What is being asked> Your response should contain every line from the data below that holds the string "content".

*** Begin section ***

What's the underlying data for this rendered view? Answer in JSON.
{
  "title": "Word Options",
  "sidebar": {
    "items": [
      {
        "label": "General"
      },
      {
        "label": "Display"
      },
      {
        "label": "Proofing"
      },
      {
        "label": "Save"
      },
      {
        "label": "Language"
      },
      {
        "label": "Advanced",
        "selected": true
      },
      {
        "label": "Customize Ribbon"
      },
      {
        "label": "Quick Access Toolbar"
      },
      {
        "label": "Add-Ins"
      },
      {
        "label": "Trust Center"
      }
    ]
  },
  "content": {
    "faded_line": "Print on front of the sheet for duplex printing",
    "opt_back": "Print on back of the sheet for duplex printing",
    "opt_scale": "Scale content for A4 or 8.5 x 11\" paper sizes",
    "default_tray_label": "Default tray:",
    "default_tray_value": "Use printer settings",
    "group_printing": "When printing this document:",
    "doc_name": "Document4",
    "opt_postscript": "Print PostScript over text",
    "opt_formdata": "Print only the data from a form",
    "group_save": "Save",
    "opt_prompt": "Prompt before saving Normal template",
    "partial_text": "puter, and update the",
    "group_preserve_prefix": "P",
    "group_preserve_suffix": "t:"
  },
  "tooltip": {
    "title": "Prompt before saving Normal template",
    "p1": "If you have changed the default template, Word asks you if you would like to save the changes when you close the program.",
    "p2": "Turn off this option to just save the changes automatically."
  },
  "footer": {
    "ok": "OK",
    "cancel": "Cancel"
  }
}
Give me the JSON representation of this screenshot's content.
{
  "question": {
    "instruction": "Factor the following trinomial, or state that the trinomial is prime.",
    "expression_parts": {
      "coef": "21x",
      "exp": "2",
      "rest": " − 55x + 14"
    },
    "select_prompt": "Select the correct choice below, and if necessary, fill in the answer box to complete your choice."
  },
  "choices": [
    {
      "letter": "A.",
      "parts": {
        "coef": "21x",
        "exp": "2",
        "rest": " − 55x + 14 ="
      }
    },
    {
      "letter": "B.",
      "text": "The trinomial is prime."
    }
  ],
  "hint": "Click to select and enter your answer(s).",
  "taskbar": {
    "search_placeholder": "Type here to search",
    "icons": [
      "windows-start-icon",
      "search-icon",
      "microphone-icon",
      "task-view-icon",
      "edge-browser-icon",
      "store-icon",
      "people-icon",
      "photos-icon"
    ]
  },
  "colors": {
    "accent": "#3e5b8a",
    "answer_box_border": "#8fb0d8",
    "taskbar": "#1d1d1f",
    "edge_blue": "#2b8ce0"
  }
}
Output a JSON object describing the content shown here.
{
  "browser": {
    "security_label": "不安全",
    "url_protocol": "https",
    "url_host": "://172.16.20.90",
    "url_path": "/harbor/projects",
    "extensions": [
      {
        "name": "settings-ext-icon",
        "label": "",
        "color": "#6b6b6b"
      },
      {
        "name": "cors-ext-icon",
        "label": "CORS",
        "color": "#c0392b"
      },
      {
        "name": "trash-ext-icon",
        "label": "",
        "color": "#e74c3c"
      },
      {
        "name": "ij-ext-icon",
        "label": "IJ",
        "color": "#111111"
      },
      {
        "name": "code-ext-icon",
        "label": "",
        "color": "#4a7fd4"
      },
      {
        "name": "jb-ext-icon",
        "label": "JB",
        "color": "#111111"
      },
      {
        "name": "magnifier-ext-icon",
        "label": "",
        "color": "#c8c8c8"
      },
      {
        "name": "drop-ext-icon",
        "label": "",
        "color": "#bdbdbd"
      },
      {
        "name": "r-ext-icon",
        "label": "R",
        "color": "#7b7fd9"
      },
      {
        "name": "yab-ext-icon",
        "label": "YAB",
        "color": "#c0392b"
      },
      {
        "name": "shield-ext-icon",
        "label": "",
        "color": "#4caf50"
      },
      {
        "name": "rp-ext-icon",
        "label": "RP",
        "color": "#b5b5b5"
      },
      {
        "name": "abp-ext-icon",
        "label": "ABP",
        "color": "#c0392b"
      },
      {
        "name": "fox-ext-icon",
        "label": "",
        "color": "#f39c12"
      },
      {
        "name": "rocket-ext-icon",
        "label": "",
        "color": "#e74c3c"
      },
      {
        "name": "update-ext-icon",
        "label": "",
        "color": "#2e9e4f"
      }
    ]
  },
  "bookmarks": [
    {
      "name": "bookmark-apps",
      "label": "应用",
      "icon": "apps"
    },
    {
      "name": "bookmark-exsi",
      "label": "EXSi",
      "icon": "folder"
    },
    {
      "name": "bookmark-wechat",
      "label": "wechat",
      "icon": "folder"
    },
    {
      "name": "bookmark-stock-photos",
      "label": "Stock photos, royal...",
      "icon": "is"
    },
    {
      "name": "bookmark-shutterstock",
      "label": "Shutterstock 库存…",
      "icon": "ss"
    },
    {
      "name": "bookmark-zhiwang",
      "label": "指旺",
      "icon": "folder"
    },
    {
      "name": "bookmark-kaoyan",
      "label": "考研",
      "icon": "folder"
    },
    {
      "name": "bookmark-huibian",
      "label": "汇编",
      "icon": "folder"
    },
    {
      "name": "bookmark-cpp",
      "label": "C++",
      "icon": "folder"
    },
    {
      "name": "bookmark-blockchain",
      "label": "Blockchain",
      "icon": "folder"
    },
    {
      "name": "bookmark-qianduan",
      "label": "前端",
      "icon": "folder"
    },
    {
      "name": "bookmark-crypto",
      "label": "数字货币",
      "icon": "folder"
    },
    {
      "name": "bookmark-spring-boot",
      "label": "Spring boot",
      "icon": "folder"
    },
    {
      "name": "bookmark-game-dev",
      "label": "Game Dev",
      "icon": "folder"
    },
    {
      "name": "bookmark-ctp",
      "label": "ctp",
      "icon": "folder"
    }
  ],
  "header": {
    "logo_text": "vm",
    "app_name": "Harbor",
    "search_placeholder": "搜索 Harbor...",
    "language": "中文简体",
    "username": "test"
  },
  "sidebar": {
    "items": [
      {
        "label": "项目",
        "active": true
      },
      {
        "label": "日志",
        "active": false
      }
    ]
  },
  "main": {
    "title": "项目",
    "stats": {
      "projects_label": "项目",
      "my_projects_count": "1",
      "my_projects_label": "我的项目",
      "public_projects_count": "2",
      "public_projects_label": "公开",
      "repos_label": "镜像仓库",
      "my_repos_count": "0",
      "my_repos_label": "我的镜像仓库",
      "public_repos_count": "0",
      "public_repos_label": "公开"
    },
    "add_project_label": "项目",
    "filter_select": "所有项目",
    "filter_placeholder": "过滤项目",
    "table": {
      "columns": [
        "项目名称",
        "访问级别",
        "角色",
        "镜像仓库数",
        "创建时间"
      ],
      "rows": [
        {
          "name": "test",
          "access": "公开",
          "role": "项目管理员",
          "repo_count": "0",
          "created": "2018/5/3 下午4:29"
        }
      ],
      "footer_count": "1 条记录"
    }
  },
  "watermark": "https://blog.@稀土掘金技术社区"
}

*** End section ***

Expected answer>
  "content": {
    "opt_scale": "Scale content for A4 or 8.5 x 11\" paper sizes",
Give me the JSON representation of this screenshot's content.
Output a JSON object describing the content shown here.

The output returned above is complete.